March 3, 2022: As Virat Kohli plays his 100th Test at Mohali on Friday my mind goes back 54 years to the first cricketer to figure in 100 Tests. Ooty born Colin Cowdrey created history against Australia at Birmingham in July 1968 by becoming the first to reach the landmark and it created quite a buzz. After all it was the first time in 91 years of Test cricket that someone had played as many Tests. The record had been held by another Englishman wicket keeper Godfrey Events who had played 91 Tests. Cowdrey who was captaining England celebrated in right royal style by scoring 104 even as the rain-ruined game was drawn. During the course of his innings, he also became only the second batsman after Wally Hammond to score 7000 runs in Test cricket. It was not all smooth sailing for Cowdrey though for at 58 he pulled a muscle in his left leg and had Geoff Boycott as a runner for the remainder of his innings. The injury also saw him miss the next Test.
With the proliferation of Test matches it was only a matter of time before others joined Cowdrey in the 100-Test club and indeed Kohli will become the 71st cricketer to figure in as many matches., He will also be the 12th Indian to play 100 Tests following the likes of (in chronological order) Sunil Gavaskar, Diliip Vengsarkar, Kapil Dev, Sachin Tendulkar, Anil Kumble, Rahul Dravid, Sourav Ganguly, VVS Laxman, Virender Sehwag, Harbhajan Singh and Ishant Sharma.
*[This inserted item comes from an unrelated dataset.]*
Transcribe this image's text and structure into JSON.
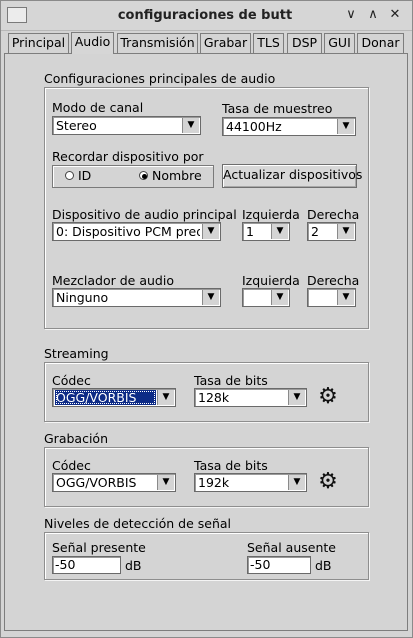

It is without doubt a feather in Kohli’s already well decorated cap and at 33 he still has a lot of cricket in him and one can safely predict many more Tests ahead for him.
This despite Kohli being under the scanner of late as the runs have dried up. For example, in his last nine Tests he has scored but 472 runs at an average of 29.50 with a highest score of 79. This does not compare favourably with his career average of 50.39. Indeed, not too long ago his career average was 55. His last Test century was notched up against Bangladesh in November 2019. Since then he has got but six half centuries in 27 innings which does not befit a batsman of his outstanding skills and memorable achievements. After all he has got 27 hundreds in 99 matches with seven double hundreds. He has excelled against all opposition and in all countries. He is physically and mentally very strong, a superb stroke player and acknowledged as the best batsman in the world across the three formats. In Tests he is right up there with the likes of Steve Smith and Kane Williamson.
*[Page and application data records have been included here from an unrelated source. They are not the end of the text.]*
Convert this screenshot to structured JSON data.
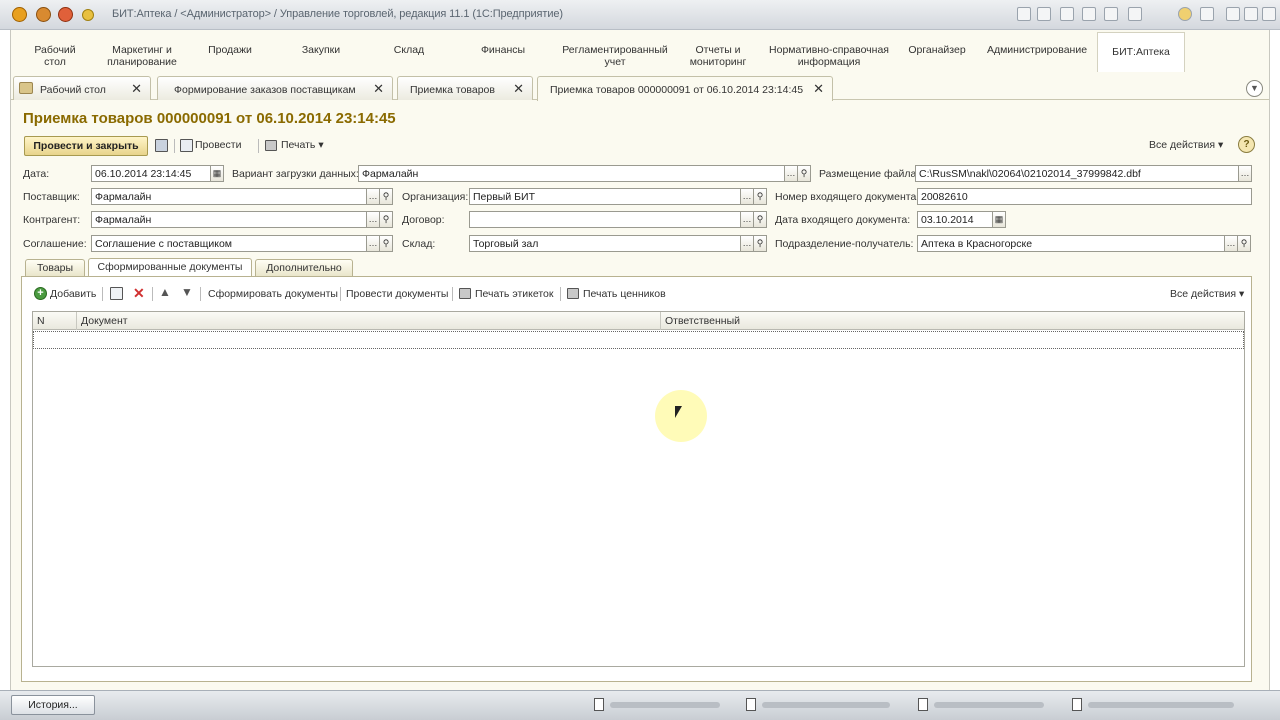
{
  "window": {
    "title": "БИТ:Аптека / <Администратор> / Управление торговлей, редакция 11.1 (1С:Предприятие)"
  },
  "sections": [
    {
      "label": "Рабочий\nстол"
    },
    {
      "label": "Маркетинг и\nпланирование"
    },
    {
      "label": "Продажи"
    },
    {
      "label": "Закупки"
    },
    {
      "label": "Склад"
    },
    {
      "label": "Финансы"
    },
    {
      "label": "Регламентированный\nучет"
    },
    {
      "label": "Отчеты и\nмониторинг"
    },
    {
      "label": "Нормативно-справочная\nинформация"
    },
    {
      "label": "Органайзер"
    },
    {
      "label": "Администрирование"
    },
    {
      "label": "БИТ:Аптека"
    }
  ],
  "open_tabs": [
    {
      "label": "Рабочий стол"
    },
    {
      "label": "Формирование заказов поставщикам"
    },
    {
      "label": "Приемка товаров"
    },
    {
      "label": "Приемка товаров 000000091 от 06.10.2014 23:14:45"
    }
  ],
  "document": {
    "title": "Приемка товаров 000000091 от 06.10.2014 23:14:45"
  },
  "toolbar": {
    "post_close": "Провести и закрыть",
    "post": "Провести",
    "print": "Печать",
    "all_actions": "Все действия"
  },
  "form": {
    "date_label": "Дата:",
    "date_value": "06.10.2014 23:14:45",
    "load_variant_label": "Вариант загрузки данных:",
    "load_variant_value": "Фармалайн",
    "file_location_label": "Размещение файла:",
    "file_location_value": "C:\\RusSM\\nakl\\02064\\02102014_37999842.dbf",
    "supplier_label": "Поставщик:",
    "supplier_value": "Фармалайн",
    "organization_label": "Организация:",
    "organization_value": "Первый БИТ",
    "incoming_number_label": "Номер входящего документа:",
    "incoming_number_value": "20082610",
    "counterparty_label": "Контрагент:",
    "counterparty_value": "Фармалайн",
    "contract_label": "Договор:",
    "contract_value": "",
    "incoming_date_label": "Дата входящего документа:",
    "incoming_date_value": "03.10.2014",
    "agreement_label": "Соглашение:",
    "agreement_value": "Соглашение с поставщиком",
    "warehouse_label": "Склад:",
    "warehouse_value": "Торговый зал",
    "recipient_label": "Подразделение-получатель:",
    "recipient_value": "Аптека в Красногорске"
  },
  "form_tabs": [
    {
      "label": "Товары"
    },
    {
      "label": "Сформированные документы"
    },
    {
      "label": "Дополнительно"
    }
  ],
  "panel_toolbar": {
    "add": "Добавить",
    "generate_docs": "Сформировать документы",
    "post_docs": "Провести документы",
    "print_labels": "Печать этикеток",
    "print_price_tags": "Печать ценников",
    "all_actions": "Все действия"
  },
  "grid": {
    "columns": [
      "N",
      "Документ",
      "Ответственный"
    ]
  },
  "taskbar": {
    "history": "История..."
  }
}
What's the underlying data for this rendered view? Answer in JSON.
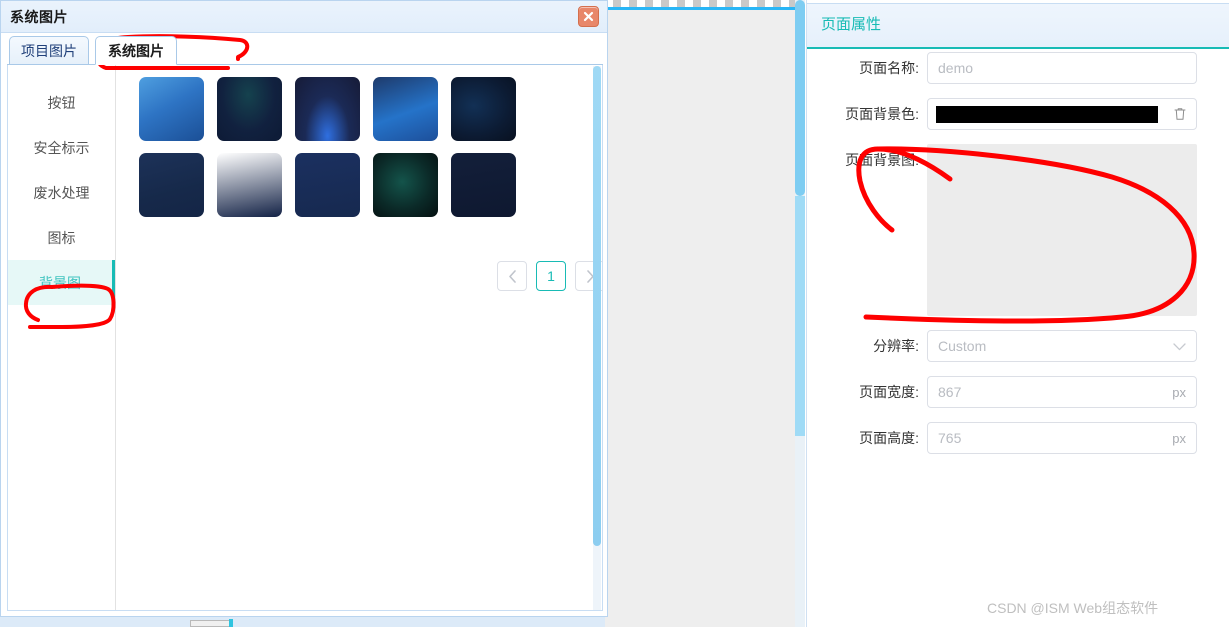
{
  "dialog": {
    "title": "系统图片",
    "close_icon": "close-icon",
    "tabs": [
      {
        "label": "项目图片",
        "active": false
      },
      {
        "label": "系统图片",
        "active": true
      }
    ],
    "sidebar": {
      "items": [
        {
          "label": "按钮",
          "selected": false
        },
        {
          "label": "安全标示",
          "selected": false
        },
        {
          "label": "废水处理",
          "selected": false
        },
        {
          "label": "图标",
          "selected": false
        },
        {
          "label": "背景图",
          "selected": true
        }
      ]
    },
    "thumbnails": [
      {
        "name": "world-map-blue",
        "css": "linear-gradient(150deg,#4f9fe0 0%,#2e74c4 45%,#1b4f96 100%)"
      },
      {
        "name": "dark-teal-glow",
        "css": "radial-gradient(ellipse at 48% 28%, #15424e 0%, #11213f 55%, #0d1a35 100%)"
      },
      {
        "name": "blue-arc-night",
        "css": "radial-gradient(ellipse at 50% 92%, #2f6fe0 0%, #1b2a56 48%, #161b37 100%)"
      },
      {
        "name": "blue-gradient-plain",
        "css": "linear-gradient(160deg,#1e3a6b 0%,#2573c9 55%,#1d4f9a 100%)"
      },
      {
        "name": "circuit-dark-blue",
        "css": "radial-gradient(ellipse at 35% 45%, #123055 0%, #0c1b33 60%, #08101f 100%)"
      },
      {
        "name": "deep-navy-plain",
        "css": "linear-gradient(165deg,#1d3259 0%,#16294a 60%,#142546 100%)"
      },
      {
        "name": "navy-flat",
        "css": "linear-gradient(170deg,#16264a 0%,#12204000 0%,#132246 100%)"
      },
      {
        "name": "world-map-navy",
        "css": "linear-gradient(170deg,#1b3060 0%,#16294f 100%)"
      },
      {
        "name": "green-nebula",
        "css": "radial-gradient(ellipse at 45% 45%, #14544b 0%, #0b2a28 55%, #050f10 100%)"
      },
      {
        "name": "starfield-dark",
        "css": "linear-gradient(170deg,#131f3a 0%,#0e1830 100%)"
      }
    ],
    "pagination": {
      "prev_icon": "chevron-left-icon",
      "next_icon": "chevron-right-icon",
      "pages": [
        "1"
      ],
      "current": "1"
    }
  },
  "right_panel": {
    "tab_label": "页面属性",
    "accent": "#18bbb5",
    "fields": [
      {
        "label": "页面名称:",
        "type": "text",
        "value": "demo"
      },
      {
        "label": "页面背景色:",
        "type": "color",
        "value": "#000000",
        "delete_icon": "trash-icon"
      },
      {
        "label": "页面背景图:",
        "type": "image",
        "value": ""
      },
      {
        "label": "分辨率:",
        "type": "select",
        "value": "Custom",
        "chevron": "chevron-down-icon"
      },
      {
        "label": "页面宽度:",
        "type": "number",
        "value": "867",
        "unit": "px"
      },
      {
        "label": "页面高度:",
        "type": "number",
        "value": "765",
        "unit": "px"
      }
    ]
  },
  "watermark": {
    "text": "CSDN @ISM Web组态软件"
  },
  "annotations": {
    "color": "#fe0000",
    "items": [
      {
        "name": "annotation-tab-system-images",
        "shape": "scribble-oval"
      },
      {
        "name": "annotation-sidebar-background-image",
        "shape": "scribble-oval"
      },
      {
        "name": "annotation-background-image-dropzone",
        "shape": "scribble-oval"
      }
    ]
  }
}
Clearly then Kohli is too good a player to endure a mediocre run for an extended period. Yes, this has been a fairly long unproductive phase when he has been short of runs and not playing up to his exalted status. But with a player of his class, skill and experience one always has this gut feeling that a big one is around the corner. Perhaps a fitting occasion like playing in his 100th Test could goad Kohli to come out of this trough. Relieved of the captaincy duties he can now concentrate on his batting and come up with the kind of several astonishing run of high scores he has enjoyed in his illustrious career – most encouragingly three successive hundreds including two successive double centuries against Sri Lanka in 2017.
(Partab Ramchand is a veteran sports journalist, the views expressed here are personal.)